### Task to carry out:
Please report how many lines in the data below contain "Inutilização". Nothing besides the number should be written.

[[ Available data open ]]

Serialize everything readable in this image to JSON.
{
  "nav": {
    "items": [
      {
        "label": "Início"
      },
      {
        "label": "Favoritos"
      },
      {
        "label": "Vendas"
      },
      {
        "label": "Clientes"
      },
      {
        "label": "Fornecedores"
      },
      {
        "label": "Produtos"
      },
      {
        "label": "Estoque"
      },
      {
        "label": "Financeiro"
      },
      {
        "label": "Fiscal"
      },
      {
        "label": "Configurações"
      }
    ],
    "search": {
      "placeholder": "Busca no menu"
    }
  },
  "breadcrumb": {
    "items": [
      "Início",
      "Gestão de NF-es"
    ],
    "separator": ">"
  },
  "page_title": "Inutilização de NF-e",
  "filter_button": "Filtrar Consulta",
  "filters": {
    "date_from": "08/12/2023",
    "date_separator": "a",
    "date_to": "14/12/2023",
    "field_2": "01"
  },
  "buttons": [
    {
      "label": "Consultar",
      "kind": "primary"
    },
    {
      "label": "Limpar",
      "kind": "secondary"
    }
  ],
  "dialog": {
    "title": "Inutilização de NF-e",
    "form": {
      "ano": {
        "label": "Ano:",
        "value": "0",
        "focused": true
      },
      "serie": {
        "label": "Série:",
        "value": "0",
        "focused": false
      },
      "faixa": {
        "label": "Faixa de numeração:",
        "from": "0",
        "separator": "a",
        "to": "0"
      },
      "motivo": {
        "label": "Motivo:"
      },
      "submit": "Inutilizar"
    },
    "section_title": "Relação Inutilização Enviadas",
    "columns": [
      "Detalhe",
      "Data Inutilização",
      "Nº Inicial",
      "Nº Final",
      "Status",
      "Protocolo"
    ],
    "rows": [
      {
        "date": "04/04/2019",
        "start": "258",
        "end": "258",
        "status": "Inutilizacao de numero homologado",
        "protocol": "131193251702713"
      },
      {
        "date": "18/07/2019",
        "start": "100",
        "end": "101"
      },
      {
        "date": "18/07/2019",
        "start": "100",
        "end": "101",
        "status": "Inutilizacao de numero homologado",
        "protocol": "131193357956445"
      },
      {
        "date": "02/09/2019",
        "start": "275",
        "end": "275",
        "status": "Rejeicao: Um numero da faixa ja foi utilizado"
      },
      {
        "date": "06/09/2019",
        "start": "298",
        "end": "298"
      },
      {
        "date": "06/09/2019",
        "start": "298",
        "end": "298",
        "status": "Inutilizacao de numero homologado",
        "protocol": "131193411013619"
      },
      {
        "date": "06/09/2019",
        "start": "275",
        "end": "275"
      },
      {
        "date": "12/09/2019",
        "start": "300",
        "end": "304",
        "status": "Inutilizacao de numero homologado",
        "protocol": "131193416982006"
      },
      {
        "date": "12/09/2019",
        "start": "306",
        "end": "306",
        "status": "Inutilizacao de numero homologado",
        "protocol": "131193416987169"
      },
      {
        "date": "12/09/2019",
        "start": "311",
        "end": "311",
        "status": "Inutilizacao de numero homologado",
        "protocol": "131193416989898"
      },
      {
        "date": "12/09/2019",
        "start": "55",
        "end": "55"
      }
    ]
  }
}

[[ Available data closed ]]

### Problem solution:
4